● **Task objective**
The pictures must be left out, while the rest of the data is copied exactly.
--- --- ---
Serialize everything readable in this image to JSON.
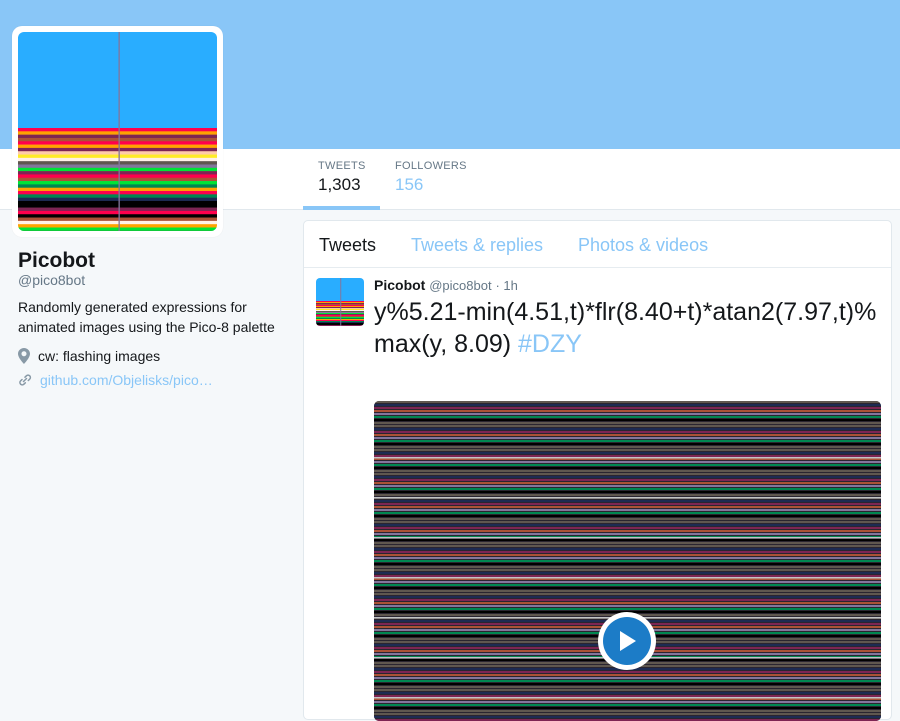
{
  "profile": {
    "name": "Picobot",
    "handle": "@pico8bot",
    "bio": "Randomly generated expressions for animated images using the Pico-8 palette",
    "location": "cw: flashing images",
    "link": "github.com/Objelisks/pico…",
    "accent_color": "#89c6f7"
  },
  "stats": [
    {
      "label": "TWEETS",
      "value": "1,303"
    },
    {
      "label": "FOLLOWERS",
      "value": "156"
    }
  ],
  "tabs": [
    "Tweets",
    "Tweets & replies",
    "Photos & videos"
  ],
  "tweet": {
    "name": "Picobot",
    "handle": "@pico8bot",
    "time": "· 1h",
    "text": "y%5.21-min(4.51,t)*flr(8.40+t)*atan2(7.97,t)%max(y, 8.09)",
    "hashtag": "#DZY",
    "media_icon": "play-icon"
  },
  "icons": {
    "location": "location-pin-icon",
    "link": "link-icon"
  }
}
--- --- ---
● **Result**
Serialize everything readable in this image to JSON.
{
  "profile": {
    "name": "Picobot",
    "handle": "@pico8bot",
    "bio": "Randomly generated expressions for animated images using the Pico-8 palette",
    "location": "cw: flashing images",
    "link": "github.com/Objelisks/pico…",
    "accent_color": "#89c6f7"
  },
  "stats": [
    {
      "label": "TWEETS",
      "value": "1,303"
    },
    {
      "label": "FOLLOWERS",
      "value": "156"
    }
  ],
  "tabs": [
    "Tweets",
    "Tweets & replies",
    "Photos & videos"
  ],
  "tweet": {
    "name": "Picobot",
    "handle": "@pico8bot",
    "time": "· 1h",
    "text": "y%5.21-min(4.51,t)*flr(8.40+t)*atan2(7.97,t)%max(y, 8.09)",
    "hashtag": "#DZY",
    "media_icon": "play-icon"
  },
  "icons": {
    "location": "location-pin-icon",
    "link": "link-icon"
  }
}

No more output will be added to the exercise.